Problem to solve:
Among the records below, find the lines that contain "heading" and copy each of them.

Data to process:

---------------

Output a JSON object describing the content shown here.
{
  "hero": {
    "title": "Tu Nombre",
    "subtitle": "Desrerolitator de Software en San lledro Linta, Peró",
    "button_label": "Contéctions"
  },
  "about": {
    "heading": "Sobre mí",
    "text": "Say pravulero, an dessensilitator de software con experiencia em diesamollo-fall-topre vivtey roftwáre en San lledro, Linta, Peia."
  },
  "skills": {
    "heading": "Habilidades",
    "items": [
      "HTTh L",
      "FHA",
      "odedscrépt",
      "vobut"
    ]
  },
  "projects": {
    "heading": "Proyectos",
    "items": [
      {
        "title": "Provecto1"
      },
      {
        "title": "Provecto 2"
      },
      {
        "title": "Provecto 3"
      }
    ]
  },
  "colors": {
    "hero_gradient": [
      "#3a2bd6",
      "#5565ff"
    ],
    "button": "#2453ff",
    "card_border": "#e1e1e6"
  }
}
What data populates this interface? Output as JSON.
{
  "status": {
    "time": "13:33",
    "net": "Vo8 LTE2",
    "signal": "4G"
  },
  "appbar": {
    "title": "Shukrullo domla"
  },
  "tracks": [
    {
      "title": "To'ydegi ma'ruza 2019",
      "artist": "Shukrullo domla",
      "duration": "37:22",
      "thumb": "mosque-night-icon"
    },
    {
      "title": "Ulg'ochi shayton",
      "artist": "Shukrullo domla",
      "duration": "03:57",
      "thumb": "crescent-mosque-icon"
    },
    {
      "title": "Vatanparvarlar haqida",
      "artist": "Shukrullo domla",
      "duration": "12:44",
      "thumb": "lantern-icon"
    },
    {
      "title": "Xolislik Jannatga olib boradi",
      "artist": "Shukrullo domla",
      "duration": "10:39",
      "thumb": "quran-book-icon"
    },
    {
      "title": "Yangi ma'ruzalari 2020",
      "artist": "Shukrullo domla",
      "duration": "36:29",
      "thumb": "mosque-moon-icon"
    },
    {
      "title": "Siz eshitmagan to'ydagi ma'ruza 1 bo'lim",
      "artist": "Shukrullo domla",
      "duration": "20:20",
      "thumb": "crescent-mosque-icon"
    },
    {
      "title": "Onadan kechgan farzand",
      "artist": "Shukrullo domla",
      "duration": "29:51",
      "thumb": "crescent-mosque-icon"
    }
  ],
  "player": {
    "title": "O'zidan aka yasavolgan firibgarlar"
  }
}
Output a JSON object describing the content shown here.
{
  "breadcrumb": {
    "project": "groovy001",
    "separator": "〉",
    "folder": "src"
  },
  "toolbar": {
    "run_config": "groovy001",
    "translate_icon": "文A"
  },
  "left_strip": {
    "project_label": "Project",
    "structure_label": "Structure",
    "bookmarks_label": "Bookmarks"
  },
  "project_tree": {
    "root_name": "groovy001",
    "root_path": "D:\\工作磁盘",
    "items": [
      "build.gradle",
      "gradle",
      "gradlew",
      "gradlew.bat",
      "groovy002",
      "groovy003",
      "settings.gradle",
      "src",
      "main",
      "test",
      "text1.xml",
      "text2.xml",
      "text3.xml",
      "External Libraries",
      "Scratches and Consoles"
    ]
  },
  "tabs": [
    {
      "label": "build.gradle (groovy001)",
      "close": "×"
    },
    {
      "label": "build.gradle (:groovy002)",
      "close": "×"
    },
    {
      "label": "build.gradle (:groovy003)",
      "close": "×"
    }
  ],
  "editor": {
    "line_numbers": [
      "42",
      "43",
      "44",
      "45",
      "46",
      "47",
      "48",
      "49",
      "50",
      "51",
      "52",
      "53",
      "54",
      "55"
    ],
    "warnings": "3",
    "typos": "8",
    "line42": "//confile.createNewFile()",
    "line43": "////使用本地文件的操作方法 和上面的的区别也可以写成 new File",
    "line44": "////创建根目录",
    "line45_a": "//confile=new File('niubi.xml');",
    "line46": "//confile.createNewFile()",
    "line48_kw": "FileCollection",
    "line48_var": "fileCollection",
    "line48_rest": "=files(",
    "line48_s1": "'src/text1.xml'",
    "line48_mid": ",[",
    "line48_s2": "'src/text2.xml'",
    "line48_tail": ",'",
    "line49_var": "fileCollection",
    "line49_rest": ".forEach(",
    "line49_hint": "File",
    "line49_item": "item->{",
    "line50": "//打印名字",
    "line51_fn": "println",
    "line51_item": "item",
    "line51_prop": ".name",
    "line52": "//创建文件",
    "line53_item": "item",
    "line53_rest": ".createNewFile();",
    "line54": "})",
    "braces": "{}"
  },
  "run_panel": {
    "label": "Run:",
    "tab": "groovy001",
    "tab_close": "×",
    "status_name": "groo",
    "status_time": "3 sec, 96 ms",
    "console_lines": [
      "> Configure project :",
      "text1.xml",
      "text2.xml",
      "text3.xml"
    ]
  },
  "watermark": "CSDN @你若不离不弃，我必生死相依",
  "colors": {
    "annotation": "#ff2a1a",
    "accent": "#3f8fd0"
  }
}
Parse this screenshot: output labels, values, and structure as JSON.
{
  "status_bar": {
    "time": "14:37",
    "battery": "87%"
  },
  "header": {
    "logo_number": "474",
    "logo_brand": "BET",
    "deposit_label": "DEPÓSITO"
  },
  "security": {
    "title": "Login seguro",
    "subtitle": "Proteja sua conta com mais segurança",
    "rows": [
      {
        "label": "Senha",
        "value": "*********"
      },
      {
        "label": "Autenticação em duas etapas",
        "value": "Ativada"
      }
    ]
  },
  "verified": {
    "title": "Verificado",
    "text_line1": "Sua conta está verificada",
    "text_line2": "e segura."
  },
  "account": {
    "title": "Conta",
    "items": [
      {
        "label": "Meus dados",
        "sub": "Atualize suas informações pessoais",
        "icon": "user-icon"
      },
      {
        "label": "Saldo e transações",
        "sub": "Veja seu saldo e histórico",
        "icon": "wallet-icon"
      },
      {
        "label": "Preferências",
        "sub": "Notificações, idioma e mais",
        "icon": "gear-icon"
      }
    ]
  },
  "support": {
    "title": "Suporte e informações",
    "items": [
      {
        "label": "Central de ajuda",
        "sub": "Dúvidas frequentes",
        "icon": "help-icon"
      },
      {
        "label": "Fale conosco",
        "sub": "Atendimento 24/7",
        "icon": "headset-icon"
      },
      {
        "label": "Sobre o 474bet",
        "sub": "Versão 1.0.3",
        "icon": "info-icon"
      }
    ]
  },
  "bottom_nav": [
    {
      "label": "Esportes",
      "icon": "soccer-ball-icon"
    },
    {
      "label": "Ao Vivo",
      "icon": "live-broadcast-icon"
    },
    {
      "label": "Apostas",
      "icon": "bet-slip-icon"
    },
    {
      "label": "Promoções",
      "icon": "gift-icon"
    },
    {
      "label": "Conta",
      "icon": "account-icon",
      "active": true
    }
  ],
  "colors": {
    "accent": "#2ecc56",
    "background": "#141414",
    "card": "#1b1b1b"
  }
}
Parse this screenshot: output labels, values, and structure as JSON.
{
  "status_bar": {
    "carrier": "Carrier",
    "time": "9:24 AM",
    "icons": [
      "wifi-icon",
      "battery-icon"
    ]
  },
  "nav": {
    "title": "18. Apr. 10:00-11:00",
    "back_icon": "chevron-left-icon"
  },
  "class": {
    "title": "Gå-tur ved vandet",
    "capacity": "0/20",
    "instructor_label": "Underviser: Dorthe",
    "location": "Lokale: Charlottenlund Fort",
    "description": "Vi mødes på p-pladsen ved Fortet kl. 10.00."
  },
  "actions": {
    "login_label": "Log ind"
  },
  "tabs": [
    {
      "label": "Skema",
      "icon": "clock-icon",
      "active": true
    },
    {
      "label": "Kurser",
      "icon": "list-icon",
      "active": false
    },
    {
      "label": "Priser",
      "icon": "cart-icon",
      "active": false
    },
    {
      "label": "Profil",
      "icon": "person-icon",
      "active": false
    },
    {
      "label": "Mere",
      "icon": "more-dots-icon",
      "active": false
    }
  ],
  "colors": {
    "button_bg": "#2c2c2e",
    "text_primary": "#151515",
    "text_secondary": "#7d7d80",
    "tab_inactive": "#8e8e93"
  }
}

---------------

Expected answer:
    "heading": "Sobre mí",
    "heading": "Habilidades",
    "heading": "Proyectos",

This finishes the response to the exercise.